» Problem details:
Word for word, restate the entries that follow.

[[ Material supplied, beginning ]]

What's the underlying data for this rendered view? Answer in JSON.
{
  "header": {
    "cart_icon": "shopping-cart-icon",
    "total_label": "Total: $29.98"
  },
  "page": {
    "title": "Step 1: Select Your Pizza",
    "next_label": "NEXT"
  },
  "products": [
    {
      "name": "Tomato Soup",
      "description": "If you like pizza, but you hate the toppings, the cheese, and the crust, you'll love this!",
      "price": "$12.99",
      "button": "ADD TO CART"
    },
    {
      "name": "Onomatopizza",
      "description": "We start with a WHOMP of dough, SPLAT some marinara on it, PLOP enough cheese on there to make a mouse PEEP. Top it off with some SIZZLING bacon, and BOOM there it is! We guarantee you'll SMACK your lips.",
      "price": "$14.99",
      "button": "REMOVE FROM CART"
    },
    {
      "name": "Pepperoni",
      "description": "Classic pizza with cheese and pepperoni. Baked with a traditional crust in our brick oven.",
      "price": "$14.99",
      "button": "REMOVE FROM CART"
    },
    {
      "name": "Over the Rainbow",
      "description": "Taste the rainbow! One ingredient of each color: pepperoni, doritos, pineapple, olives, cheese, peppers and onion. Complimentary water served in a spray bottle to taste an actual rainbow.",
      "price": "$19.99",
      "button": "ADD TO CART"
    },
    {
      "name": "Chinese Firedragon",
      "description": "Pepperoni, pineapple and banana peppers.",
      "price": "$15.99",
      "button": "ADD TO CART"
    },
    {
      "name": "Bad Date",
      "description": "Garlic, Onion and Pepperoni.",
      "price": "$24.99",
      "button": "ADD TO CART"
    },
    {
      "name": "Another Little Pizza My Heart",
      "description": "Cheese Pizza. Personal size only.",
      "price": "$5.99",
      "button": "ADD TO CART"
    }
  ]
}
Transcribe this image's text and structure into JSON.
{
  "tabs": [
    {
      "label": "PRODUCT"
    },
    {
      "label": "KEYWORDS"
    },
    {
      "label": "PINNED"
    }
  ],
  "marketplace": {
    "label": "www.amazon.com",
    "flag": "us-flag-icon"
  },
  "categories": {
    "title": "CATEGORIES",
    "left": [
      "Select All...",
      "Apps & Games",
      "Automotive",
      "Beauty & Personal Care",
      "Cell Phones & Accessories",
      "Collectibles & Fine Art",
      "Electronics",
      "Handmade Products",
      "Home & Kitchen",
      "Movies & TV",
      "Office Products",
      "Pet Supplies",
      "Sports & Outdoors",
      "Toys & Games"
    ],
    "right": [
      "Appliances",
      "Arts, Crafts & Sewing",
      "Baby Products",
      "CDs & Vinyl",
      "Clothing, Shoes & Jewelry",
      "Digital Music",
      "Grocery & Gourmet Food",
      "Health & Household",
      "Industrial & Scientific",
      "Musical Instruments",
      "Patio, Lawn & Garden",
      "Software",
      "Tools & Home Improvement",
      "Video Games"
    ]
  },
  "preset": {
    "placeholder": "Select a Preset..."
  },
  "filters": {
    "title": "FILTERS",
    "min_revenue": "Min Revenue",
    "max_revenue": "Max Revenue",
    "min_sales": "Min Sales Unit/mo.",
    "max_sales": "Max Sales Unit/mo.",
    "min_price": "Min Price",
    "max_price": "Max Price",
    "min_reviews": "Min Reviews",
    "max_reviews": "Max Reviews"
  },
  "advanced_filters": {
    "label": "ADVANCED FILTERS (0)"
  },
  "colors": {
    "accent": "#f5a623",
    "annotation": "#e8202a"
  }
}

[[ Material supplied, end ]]

» Response below:
What's the underlying data for this rendered view? Answer in JSON.
{
  "header": {
    "cart_icon": "shopping-cart-icon",
    "total_label": "Total: $29.98"
  },
  "page": {
    "title": "Step 1: Select Your Pizza",
    "next_label": "NEXT"
  },
  "products": [
    {
      "name": "Tomato Soup",
      "description": "If you like pizza, but you hate the toppings, the cheese, and the crust, you'll love this!",
      "price": "$12.99",
      "button": "ADD TO CART"
    },
    {
      "name": "Onomatopizza",
      "description": "We start with a WHOMP of dough, SPLAT some marinara on it, PLOP enough cheese on there to make a mouse PEEP. Top it off with some SIZZLING bacon, and BOOM there it is! We guarantee you'll SMACK your lips.",
      "price": "$14.99",
      "button": "REMOVE FROM CART"
    },
    {
      "name": "Pepperoni",
      "description": "Classic pizza with cheese and pepperoni. Baked with a traditional crust in our brick oven.",
      "price": "$14.99",
      "button": "REMOVE FROM CART"
    },
    {
      "name": "Over the Rainbow",
      "description": "Taste the rainbow! One ingredient of each color: pepperoni, doritos, pineapple, olives, cheese, peppers and onion. Complimentary water served in a spray bottle to taste an actual rainbow.",
      "price": "$19.99",
      "button": "ADD TO CART"
    },
    {
      "name": "Chinese Firedragon",
      "description": "Pepperoni, pineapple and banana peppers.",
      "price": "$15.99",
      "button": "ADD TO CART"
    },
    {
      "name": "Bad Date",
      "description": "Garlic, Onion and Pepperoni.",
      "price": "$24.99",
      "button": "ADD TO CART"
    },
    {
      "name": "Another Little Pizza My Heart",
      "description": "Cheese Pizza. Personal size only.",
      "price": "$5.99",
      "button": "ADD TO CART"
    }
  ]
}
Transcribe this image's text and structure into JSON.
{
  "tabs": [
    {
      "label": "PRODUCT"
    },
    {
      "label": "KEYWORDS"
    },
    {
      "label": "PINNED"
    }
  ],
  "marketplace": {
    "label": "www.amazon.com",
    "flag": "us-flag-icon"
  },
  "categories": {
    "title": "CATEGORIES",
    "left": [
      "Select All...",
      "Apps & Games",
      "Automotive",
      "Beauty & Personal Care",
      "Cell Phones & Accessories",
      "Collectibles & Fine Art",
      "Electronics",
      "Handmade Products",
      "Home & Kitchen",
      "Movies & TV",
      "Office Products",
      "Pet Supplies",
      "Sports & Outdoors",
      "Toys & Games"
    ],
    "right": [
      "Appliances",
      "Arts, Crafts & Sewing",
      "Baby Products",
      "CDs & Vinyl",
      "Clothing, Shoes & Jewelry",
      "Digital Music",
      "Grocery & Gourmet Food",
      "Health & Household",
      "Industrial & Scientific",
      "Musical Instruments",
      "Patio, Lawn & Garden",
      "Software",
      "Tools & Home Improvement",
      "Video Games"
    ]
  },
  "preset": {
    "placeholder": "Select a Preset..."
  },
  "filters": {
    "title": "FILTERS",
    "min_revenue": "Min Revenue",
    "max_revenue": "Max Revenue",
    "min_sales": "Min Sales Unit/mo.",
    "max_sales": "Max Sales Unit/mo.",
    "min_price": "Min Price",
    "max_price": "Max Price",
    "min_reviews": "Min Reviews",
    "max_reviews": "Max Reviews"
  },
  "advanced_filters": {
    "label": "ADVANCED FILTERS (0)"
  },
  "colors": {
    "accent": "#f5a623",
    "annotation": "#e8202a"
  }
}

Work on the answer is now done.